For students in Herndon High School's aviation program, the sky is literally the limit.
Under the direction of Jay Blair, 30 teen-agers are building, bolt by bolt, a two-passenger biplane called a Steen Skybolt that will eventually have a 180-horsepower engine. The upper wing spans 24 feet.
It is said to be the first airplane to be built by high school students in Fairfax County and one of only two planes being built by students in the Washington area. The other is a single-passenger airplane under construction at Laurel High School in Prince George's County.
When it is completed in early 1986, said Blair, the school will apply for certification of the plane by the Federal Aviation Administration.
Blair, 41, said he came up with the idea shortly after taking over the school's aviation program in December 1978. "Rather than have aviation be a dull physics or science class, I decided to give the kids hands-on experience," he said. "I wanted to do just as much as we could within the confines of the school."
A friend suggested building the Steen Skybolt, Blair said, because the planes generally have a good resale value, are relatively easy to fly and are built with standard aircraft components. It was icing on the cake, said Blair, that the plane is a two-seater. "Students need to feel as if they can ride in it someday. If it only had one seat, they wouldn't get that feeling," he said.
Blair, who holds a commercial pilot's license, said he had never been involved in building an airplane before he started the project. "I've learned as much as the kids," he said. Even now, he added, "I'm still learning as I go."

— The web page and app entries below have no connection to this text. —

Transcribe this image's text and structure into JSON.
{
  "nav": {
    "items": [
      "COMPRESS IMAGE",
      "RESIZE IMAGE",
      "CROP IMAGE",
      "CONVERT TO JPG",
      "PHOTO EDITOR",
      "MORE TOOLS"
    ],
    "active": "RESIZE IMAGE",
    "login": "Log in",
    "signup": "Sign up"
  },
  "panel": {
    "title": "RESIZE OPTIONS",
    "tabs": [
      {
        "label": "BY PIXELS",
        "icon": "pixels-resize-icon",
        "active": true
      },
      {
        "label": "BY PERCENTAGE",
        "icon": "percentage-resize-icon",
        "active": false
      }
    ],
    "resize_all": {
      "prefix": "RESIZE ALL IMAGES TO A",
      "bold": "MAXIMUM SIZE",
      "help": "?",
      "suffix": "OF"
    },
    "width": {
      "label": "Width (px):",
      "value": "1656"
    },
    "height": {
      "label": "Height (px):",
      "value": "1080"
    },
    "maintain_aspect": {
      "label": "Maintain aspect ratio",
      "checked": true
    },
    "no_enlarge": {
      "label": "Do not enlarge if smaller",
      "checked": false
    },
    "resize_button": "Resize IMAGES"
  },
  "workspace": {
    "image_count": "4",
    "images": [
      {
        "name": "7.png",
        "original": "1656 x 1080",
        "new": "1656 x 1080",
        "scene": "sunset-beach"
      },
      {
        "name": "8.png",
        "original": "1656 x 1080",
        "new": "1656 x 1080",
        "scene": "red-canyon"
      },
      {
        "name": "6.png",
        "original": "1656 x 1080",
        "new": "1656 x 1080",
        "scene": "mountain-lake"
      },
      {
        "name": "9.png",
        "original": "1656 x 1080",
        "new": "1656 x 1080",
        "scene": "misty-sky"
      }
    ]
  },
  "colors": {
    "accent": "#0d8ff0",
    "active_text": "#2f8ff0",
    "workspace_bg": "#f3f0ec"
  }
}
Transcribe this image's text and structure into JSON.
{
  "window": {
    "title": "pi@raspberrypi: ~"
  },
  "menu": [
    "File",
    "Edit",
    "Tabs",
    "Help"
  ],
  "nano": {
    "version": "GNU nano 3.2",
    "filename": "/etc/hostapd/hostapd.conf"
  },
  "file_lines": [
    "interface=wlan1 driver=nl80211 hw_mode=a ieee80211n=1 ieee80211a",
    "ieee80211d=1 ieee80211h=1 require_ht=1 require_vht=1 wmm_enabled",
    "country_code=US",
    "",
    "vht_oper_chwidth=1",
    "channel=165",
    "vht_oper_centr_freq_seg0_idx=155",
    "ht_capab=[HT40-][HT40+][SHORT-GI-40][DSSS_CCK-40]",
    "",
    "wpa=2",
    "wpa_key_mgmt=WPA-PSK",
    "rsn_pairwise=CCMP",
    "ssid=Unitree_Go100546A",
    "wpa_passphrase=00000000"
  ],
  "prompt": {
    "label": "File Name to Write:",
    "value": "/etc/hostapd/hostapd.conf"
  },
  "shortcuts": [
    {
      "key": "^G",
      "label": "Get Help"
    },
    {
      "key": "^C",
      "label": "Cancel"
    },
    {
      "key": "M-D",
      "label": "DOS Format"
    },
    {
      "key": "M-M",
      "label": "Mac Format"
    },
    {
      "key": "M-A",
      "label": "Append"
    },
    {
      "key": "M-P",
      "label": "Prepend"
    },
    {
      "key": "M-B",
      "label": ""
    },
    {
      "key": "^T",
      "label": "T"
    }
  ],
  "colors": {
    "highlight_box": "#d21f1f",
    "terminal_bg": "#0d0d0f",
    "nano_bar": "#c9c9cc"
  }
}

David Edney, who graduated in June after spending four years working on the plane, said it is better built than most do-it-yourself planes. "We've had people from the EAA Experimental Aircraft Association come in, and they've said that the general workmanship is better on this plane than on most home-builts they've seen." He said this was the result of Blair's high standards. "If we messed something up, we had to do it over and over and over until we got it right."
Edney recalled that while it was sometimes frustrating to be involved in such a massive undertaking, especially at the beginning, the effort was worth it. "You'd start something and say, 'Okay, this isn't going to work,' so you had to figure out some other way to do it. But once you figured it out, it felt pretty good," he said.
Despite the hard work entailed in building the plane, aviation is one of the most popular classes offered by the school, students said. "This class gets me through the day," said Trevor Brown, a sophomore now in his second year in the program.
Norm Viands, a senior taking the class for the third year, said, "The thing about this class is that you always have something to do. And when you finish, you can look at the plane and say, 'I built that.' "
Viands said the accomplishment of which he is most proud is building a test panel for the wing. Seniors Chris James and Jeff Peacock built the plane's 33-gallon fiberglass fuel tank. "It was one of the hardest things to make on the whole plane," Peacock said.
Blair, who also teaches a consumer mathematics class, said the aviation program is divided into two beginning and two advanced classes, with each class period lasting 45 minutes. First-year students are not allowed to work on the plane, he said. They concentrate, instead, on learning the basics of aviation. Grades, Blair said, are based on how a student approaches the class and not necessarily on ability. "If a kid is serious about what he is doing and doesn't get involved in 'bull sessions,' then he'll generally do okay," he noted.
Blair's use of "he" is not just a figure of speech, for in the six years he has conducted the class, there have been no female students in the advanced classes. "I think there were a few girls in Aviation I a while back," he said. He attributed the lack of female students to the fact that girls at the school, for whatever reason, do not seem as interested in engineering and mechanics as boys.
The class, said Blair, "is whatever the kids make of it, from a general introduction to aviation to serious training for a career in the field." A number of students, he noted, have begun aviation careers.
David Edney, for instance, is one of many former students in the program now at Embry-Riddle Aeronautical University in Daytona Beach, Fla., considered a top-notch aviation school. Edney noted that he has not met anyone who built a plane -- or even a part of it -- in high school. "It definitely put me ahead."
But, said Blair, the program's success has not shielded it from a familiar problem: lack of money. The plane will end up costing between $13,000 and $15,000. More immediately, said Blair, "We're looking at anywhere from $6,000 to $8,000 for an engine. Once we get that, we'll be rolling." Blair, who said the program receives about $600 a year from the county, adds that he hopes to secure a grant from industry for the engine.
The plane is "about 60 to 70 percent finished," he said. When they are done building the plane, students said, they will paint it red, black and white -- the school colors -- and number the plane N155HH. All planes in the United States are registered with the prefix N, said Blair, and the rest stands for Room 155 Herndon High, the classroom that serves as the plane's hangar.
Blair, who will probably serve as the plane's first pilot, said it should be "no big particular problem" to fly the craft. But he admits to some apprehension. "I've been away from it flying for years. Hell, I might even get scared."